Her teats were hard and lumpy and it pained her to be milked.
Her calf had to be bottle-fed or starve.

The bus dropped the child off.
School had been fun,
but this was a sad day.

“Mom, where’s Browny?”

“Dad sold her.”

“Dad, you sold her?
You didn’t tell me you were going to sell her.
You waited until I was at school.
Why didn’t you tell me
                                                                —why’d you sell Browny.”

“I had to sell her.
I didn’t want to
                                                                —but she had mastitis.”

Danny sobbed.

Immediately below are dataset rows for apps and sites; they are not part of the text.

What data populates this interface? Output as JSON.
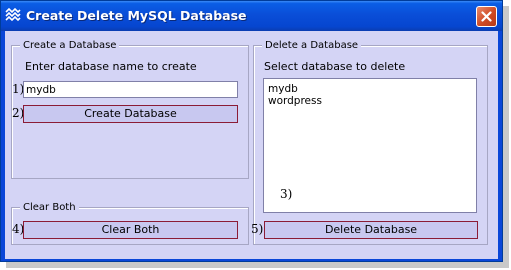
{
  "window": {
    "title": "Create Delete MySQL Database",
    "icon": "app-icon",
    "close_icon": "close-icon"
  },
  "create_group": {
    "title": "Create a Database",
    "prompt": "Enter database name to create",
    "marker_input": "1)",
    "input_value": "mydb",
    "marker_button": "2)",
    "button_label": "Create Database"
  },
  "clear_group": {
    "title": "Clear Both",
    "marker": "4)",
    "button_label": "Clear Both"
  },
  "delete_group": {
    "title": "Delete a Database",
    "prompt": "Select database to delete",
    "databases": [
      "mydb",
      "wordpress"
    ],
    "list_marker": "3)",
    "marker_button": "5)",
    "button_label": "Delete Database"
  },
  "colors": {
    "titlebar": "#0a4ed8",
    "client_background": "#d4d4f5",
    "button_background": "#c8c8f0",
    "button_border": "#8b1c36",
    "close_button": "#cf4a23"
  }
}
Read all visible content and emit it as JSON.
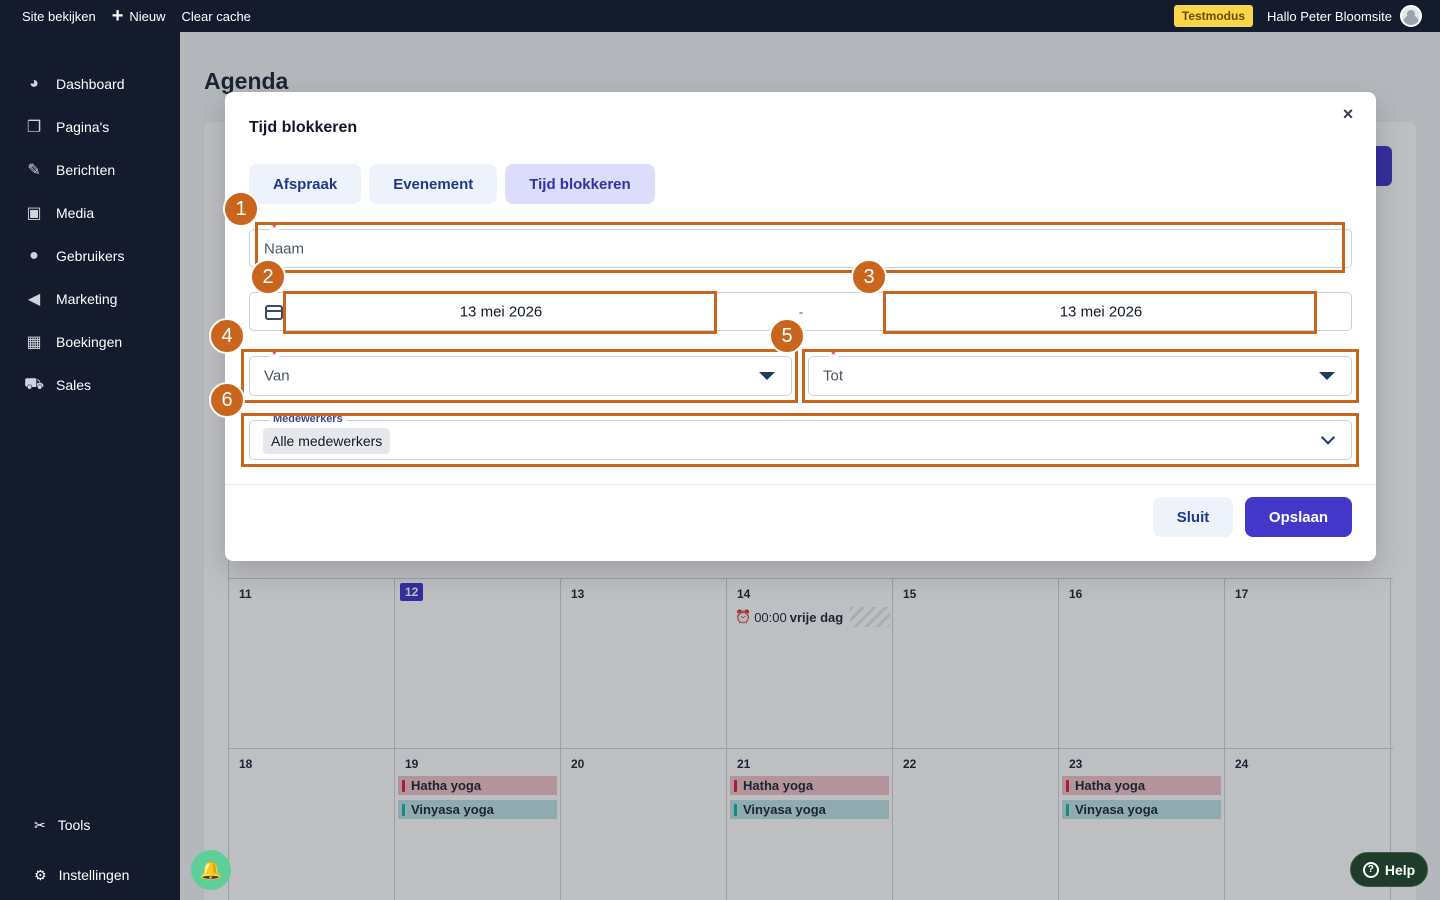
{
  "adminbar": {
    "view_site": "Site bekijken",
    "new": "Nieuw",
    "clear_cache": "Clear cache",
    "test_mode": "Testmodus",
    "greeting": "Hallo Peter Bloomsite"
  },
  "sidebar": {
    "items": [
      {
        "label": "Dashboard",
        "icon": "dashboard-icon"
      },
      {
        "label": "Pagina's",
        "icon": "pages-icon"
      },
      {
        "label": "Berichten",
        "icon": "pin-icon"
      },
      {
        "label": "Media",
        "icon": "media-icon"
      },
      {
        "label": "Gebruikers",
        "icon": "user-icon"
      },
      {
        "label": "Marketing",
        "icon": "megaphone-icon"
      },
      {
        "label": "Boekingen",
        "icon": "calendar-icon"
      },
      {
        "label": "Sales",
        "icon": "cart-icon"
      }
    ],
    "bottom": [
      {
        "label": "Tools",
        "icon": "wrench-icon"
      },
      {
        "label": "Instellingen",
        "icon": "gear-icon"
      }
    ]
  },
  "page": {
    "title": "Agenda"
  },
  "calendar": {
    "week1": [
      "11",
      "12",
      "13",
      "14",
      "15",
      "16",
      "17"
    ],
    "week2": [
      "18",
      "19",
      "20",
      "21",
      "22",
      "23",
      "24"
    ],
    "today": "12",
    "free_day": {
      "time": "00:00",
      "label": "vrije dag"
    },
    "events": {
      "hatha": "Hatha yoga",
      "vinyasa": "Vinyasa yoga"
    }
  },
  "modal": {
    "title": "Tijd blokkeren",
    "close": "×",
    "tabs": [
      "Afspraak",
      "Evenement",
      "Tijd blokkeren"
    ],
    "active_tab": "Tijd blokkeren",
    "name_placeholder": "Naam",
    "required_mark": "*",
    "date_from": "13 mei 2026",
    "date_separator": "-",
    "date_to": "13 mei 2026",
    "from_placeholder": "Van",
    "to_placeholder": "Tot",
    "staff_legend": "Medewerkers",
    "staff_value": "Alle medewerkers",
    "close_button": "Sluit",
    "save_button": "Opslaan"
  },
  "annotations": [
    "1",
    "2",
    "3",
    "4",
    "5",
    "6"
  ],
  "help": {
    "label": "Help"
  },
  "colors": {
    "accent": "#4338ca",
    "highlight": "#c9651c",
    "sidebar": "#141b2d"
  }
}
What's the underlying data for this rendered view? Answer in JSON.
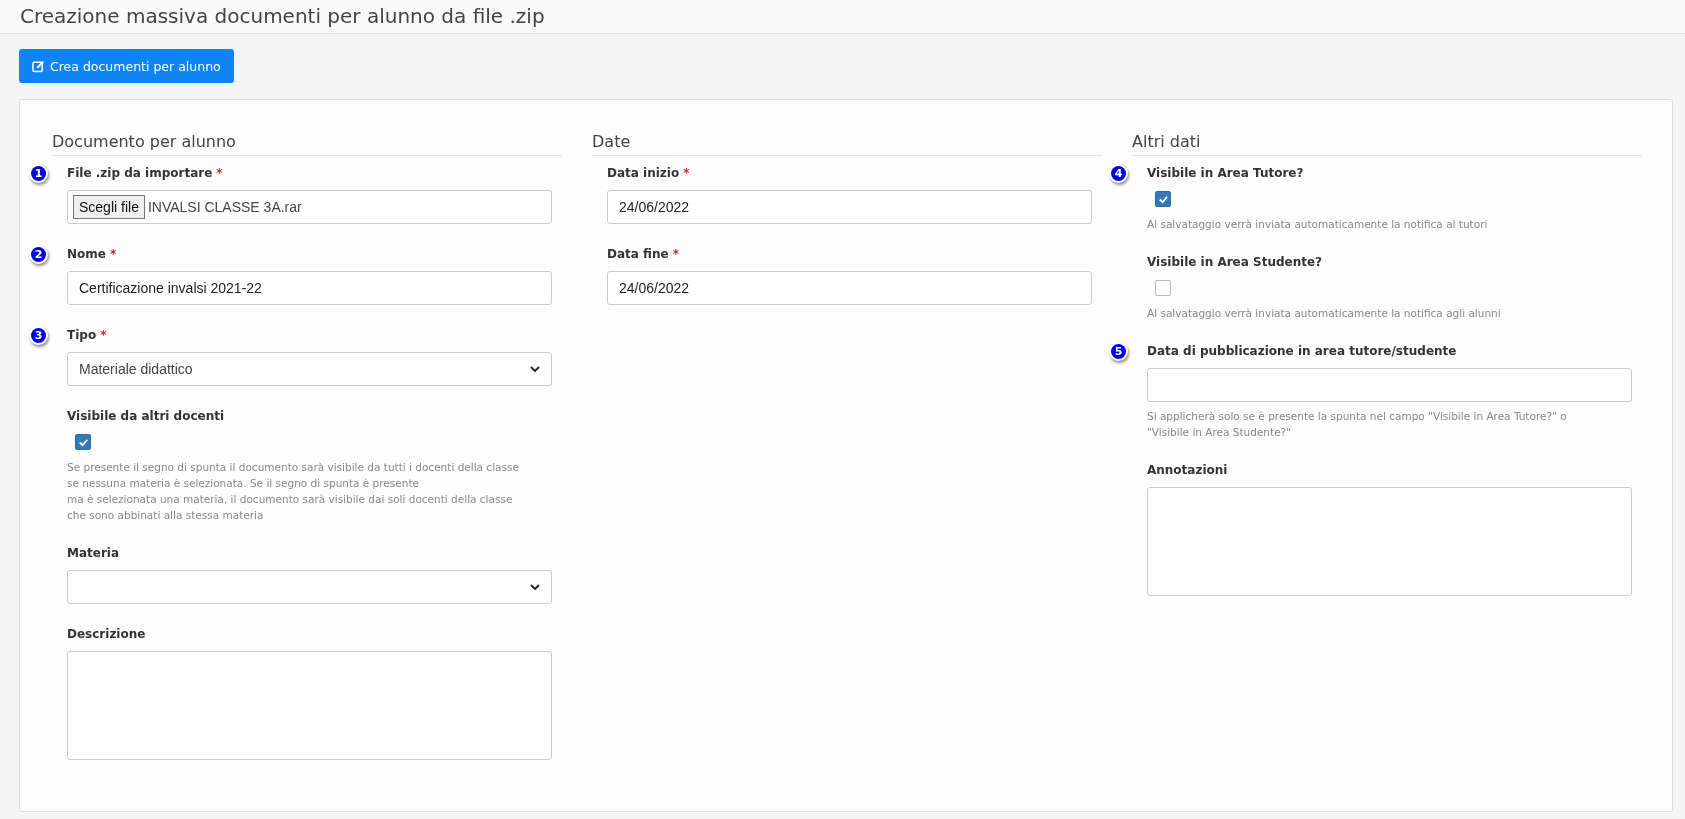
{
  "title": "Creazione massiva documenti per alunno da file .zip",
  "action_button": {
    "label": "Crea documenti per alunno"
  },
  "sections": [
    {
      "heading": "Documento per alunno",
      "fields": [
        {
          "kind": "file",
          "badge": "1",
          "label": "File .zip da importare",
          "required_mark": "*",
          "button": "Scegli file",
          "value": "INVALSI CLASSE 3A.rar"
        },
        {
          "kind": "text",
          "badge": "2",
          "label": "Nome",
          "required_mark": "*",
          "value": "Certificazione invalsi 2021-22"
        },
        {
          "kind": "select",
          "badge": "3",
          "label": "Tipo",
          "required_mark": "*",
          "value": "Materiale didattico"
        },
        {
          "kind": "checkbox",
          "label": "Visibile da altri docenti",
          "checked": true,
          "help": "Se presente il segno di spunta il documento sarà visibile da tutti i docenti della classe\nse nessuna materia è selezionata. Se il segno di spunta è presente\nma è selezionata una materia, il documento sarà visibile dai soli docenti della classe\nche sono abbinati alla stessa materia"
        },
        {
          "kind": "select",
          "label": "Materia"
        },
        {
          "kind": "textarea",
          "label": "Descrizione"
        }
      ]
    },
    {
      "heading": "Date",
      "fields": [
        {
          "kind": "text",
          "label": "Data inizio",
          "required_mark": "*",
          "value": "24/06/2022"
        },
        {
          "kind": "text",
          "label": "Data fine",
          "required_mark": "*",
          "value": "24/06/2022"
        }
      ]
    },
    {
      "heading": "Altri dati",
      "fields": [
        {
          "kind": "checkbox",
          "badge": "4",
          "label": "Visibile in Area Tutore?",
          "checked": true,
          "help": "Al salvataggio verrà inviata automaticamente la notifica ai tutori"
        },
        {
          "kind": "checkbox",
          "label": "Visibile in Area Studente?",
          "checked": false,
          "help": "Al salvataggio verrà inviata automaticamente la notifica agli alunni"
        },
        {
          "kind": "text",
          "badge": "5",
          "label": "Data di pubblicazione in area tutore/studente",
          "help": "Si applicherà solo se è presente la spunta nel campo \"Visibile in Area Tutore?\" o\n\"Visibile in Area Studente?\""
        },
        {
          "kind": "textarea",
          "label": "Annotazioni"
        }
      ]
    }
  ]
}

A blind woman, named Truth,
thrust her hand into a galvanized 
bucket of maggots and laughed, 
because their movements tickled.

She fondled the slinking s-curve
of a hissing serpent and said,
“how incredibly sexy.”

She felt the glowing
stove top burner and thought
it looked very hot.

Then the most handsome man
in the hemisphere asked her
to read his chiseled face.

And when she touched him,
her hands quickly withdrew
because it hurt her so,
and her eye-less sockets
wept tears because
he was horribly ugly.

To the Girl in the Brown Corduroy Pants

A vernal rain which ushered freshness into
my life now leaves me completely
enveloped in the shadow of wintry darkness
listlessly descending upon me as
I struggle against the aching of a heart
emptied of wine filled instead with yellow bile.

And if you’d realized my jubilance of having first 
met the girl in the brown corduroy pants,
eventually you would have known
love like none has ever known love. Instead you left me 
in abysmal loneliness which beckoned me like the
ebony-cloaked figure of that bastard Death and his bony finger.

Ah yes, there were many things I wanted us to do,
many things I wanted to show you.
Especially, I wanted to destroy you 
and your wooden red Miss Scarlet token,
in the library with the candlestick—and you, 
in your brown corduroy pants, would admit defeat
to the prowess of my Professorial plum-purple token.
And I wanted us to catch on a moonless night
multicolored moths winging their way across an African veldt
even as we followed migrating gnu
lugubriously in the wake of watching crocodiles 
intent on maiming and killing and feasting upon
every last living wildebeest of the African veldt.

And I still miss you, and my heart still aches, and
my eyes keep vigil, ever watching,
ever searching for that Oregonian girl to return
like vernal rains, ushering in freshness
in her brown corduroy pants never
ever to leave me again!


spring  rains beckon
burgundy striped clown beetles
caked in hardened mud
standing statuesque, heads down
with uplifted abdomens

                …zoologists now believe that the zebra’s stripes are less a function of camouflage and serve more as a function of disorienting tabanid flies –inhibiting them from landing on and biting the zebra.

Hypnotic black, white—
piebald stripes.


the honeybee stings
eviscerating itself
protecting her hive
mother clinging to scissors
Father’s pugilistic fists

Lunar Eclipse
engorged blood orange moon
eroded by
Earth’s shadow

Now let's add some music.

Recently Randy Weston died, so I'd like to start with his "Blue Moses," featuring Pharaoh Sanders:

"The Healers" is from the same 1990s album:

I'll follow with his "In Memory Of," featuring the trombonist Melba Liston: